KATHMANDU, Jan 24: Even as the government commitment to overcome pervasive corruption in the country remains unfulfilled, Nepal has made some progress in its fight against corruption, Transparency International (TI) said in its annual report on Thursday. But Nepal still remains among the most corrupt countries in the world.
A survey conducted by the TI has placed Nepal in the 113th position with a score of 34 among the total 180 countries surveyed. In 2018, Nepal was ranked 124th with a score of 31.
TI, an international anti-corruption watchdog, assigns scores starting from zero, and a country securing a score of 100 is considered very clean while the country with the lowest score is taken as the most corrupt. Although Nepal this year secured slightly higher score than last year, experts say there has not been desired progress in controlling corruption.
Statistically, countries with scores below 43 are considered highly corrupt. Countries with 50 or higher scores are taken as relatively good in terms of transparency and good governance.
Among the surveyed countries, Denmark was ranked as the least corrupt country with a score of 87. Somalia, with a score of 9, has been named the most corrupt.

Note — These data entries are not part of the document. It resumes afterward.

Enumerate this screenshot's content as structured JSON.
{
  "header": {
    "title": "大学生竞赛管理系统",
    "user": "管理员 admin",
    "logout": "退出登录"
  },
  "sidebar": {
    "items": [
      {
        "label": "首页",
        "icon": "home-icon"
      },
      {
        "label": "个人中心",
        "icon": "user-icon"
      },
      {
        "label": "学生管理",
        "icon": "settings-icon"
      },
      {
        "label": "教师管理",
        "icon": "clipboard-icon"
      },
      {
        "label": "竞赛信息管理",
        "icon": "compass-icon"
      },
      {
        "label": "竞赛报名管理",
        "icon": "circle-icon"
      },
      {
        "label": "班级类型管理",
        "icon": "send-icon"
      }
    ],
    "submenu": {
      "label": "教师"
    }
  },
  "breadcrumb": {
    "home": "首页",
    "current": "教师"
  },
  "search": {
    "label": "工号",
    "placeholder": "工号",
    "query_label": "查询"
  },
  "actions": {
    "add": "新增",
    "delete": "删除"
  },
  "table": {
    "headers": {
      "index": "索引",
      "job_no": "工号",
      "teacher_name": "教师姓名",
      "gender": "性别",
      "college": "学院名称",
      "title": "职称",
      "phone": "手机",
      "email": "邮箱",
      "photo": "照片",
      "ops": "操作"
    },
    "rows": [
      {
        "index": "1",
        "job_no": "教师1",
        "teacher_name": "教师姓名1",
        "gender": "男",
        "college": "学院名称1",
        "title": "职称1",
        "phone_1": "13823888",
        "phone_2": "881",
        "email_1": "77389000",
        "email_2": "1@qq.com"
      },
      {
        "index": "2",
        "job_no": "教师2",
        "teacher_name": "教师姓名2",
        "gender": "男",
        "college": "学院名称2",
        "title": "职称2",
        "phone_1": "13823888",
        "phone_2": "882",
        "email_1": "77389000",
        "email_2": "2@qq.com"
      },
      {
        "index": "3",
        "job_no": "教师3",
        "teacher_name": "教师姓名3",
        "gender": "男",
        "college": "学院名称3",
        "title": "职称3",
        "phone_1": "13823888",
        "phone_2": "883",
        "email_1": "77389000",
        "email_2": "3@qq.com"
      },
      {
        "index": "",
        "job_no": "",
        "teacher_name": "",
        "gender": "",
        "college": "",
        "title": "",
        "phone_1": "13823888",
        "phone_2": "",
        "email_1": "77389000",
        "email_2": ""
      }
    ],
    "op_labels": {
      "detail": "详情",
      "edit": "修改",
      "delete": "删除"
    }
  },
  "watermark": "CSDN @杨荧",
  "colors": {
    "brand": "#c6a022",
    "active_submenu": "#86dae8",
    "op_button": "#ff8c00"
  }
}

Officials at TI-Nepal argue the election of people’s representatives at the local units improved service delivery and helped Nepal reduce corruption to some extent. “Apart from these, Nepal Army chief himself voluntarily made public his property details and has launched a crackdown in corruption in the organization,” said TI-Nepal’s President Khemraj Regmi, adding, “This also helped Nepal improve its ranking.”
TI’s report has, meanwhile, showed two worrying trends -- efforts at controlling corruption are slowing down across the trend of misusing funds to secure electoral win is growing.
Continuing the previous methodology, six independent organizations including the World Bank and World Justice Project among others have surveyed various indicators to measure the state of transparency and governance in 180 countries.
For example, the World Bank had monitored the state of action against public officials in the surveyed countries, people’s access to information and state government whereas the World Economic Forum had surveyed public service, tax clearance, biddings and corruption in judicial decisions. Global Insight had studied trade, business, tenders, bribe in imports and exports whereas Bertlesmann Foundation studied the misuse of public position. World Justice Project had studied misuse of authority and conflict of interest from government, judiciary and security agencies. Varieties of Democracy Project surveyed the state of political corruption in the executive and judiciary.
Of the surveyed issues the study shows improvements in trends of misuse of power, actions of corruption controlling bodies and judiciary, tax recovery related decisions.
Despite progress in some areas the survey has stated that there are lapses in implementing the commitments made from the government for controlling corruption. It has expressed concerns over Nepal’s failure to stop misuse of positions in public service, trade and entrepreneurship.
Also, lack of people’s access to information, continuous control over state power by a limited number of people and pervasive corruption in political sectors have been described as major challenges to Nepal’s fight against corruption.
“That’s why Nepal is still categorized as one of the most corrupt countries despite some progress,” said TI-N Chairman Regmi.
In South Asia, Bhutan, India and Sri Lanka are less corrupt than Nepal, according to the report. Bhutan has been placed in the 25th position with a score of 68, India in the 80th position with a score of 41 and Sri Lanka with a score of 38 is in the 93rd position.
Pakistan, Bangladesh, Maldives and Afghanistan have fared even worse than Nepal. Similar to India, China has been ranked in 80th position with a score of 41.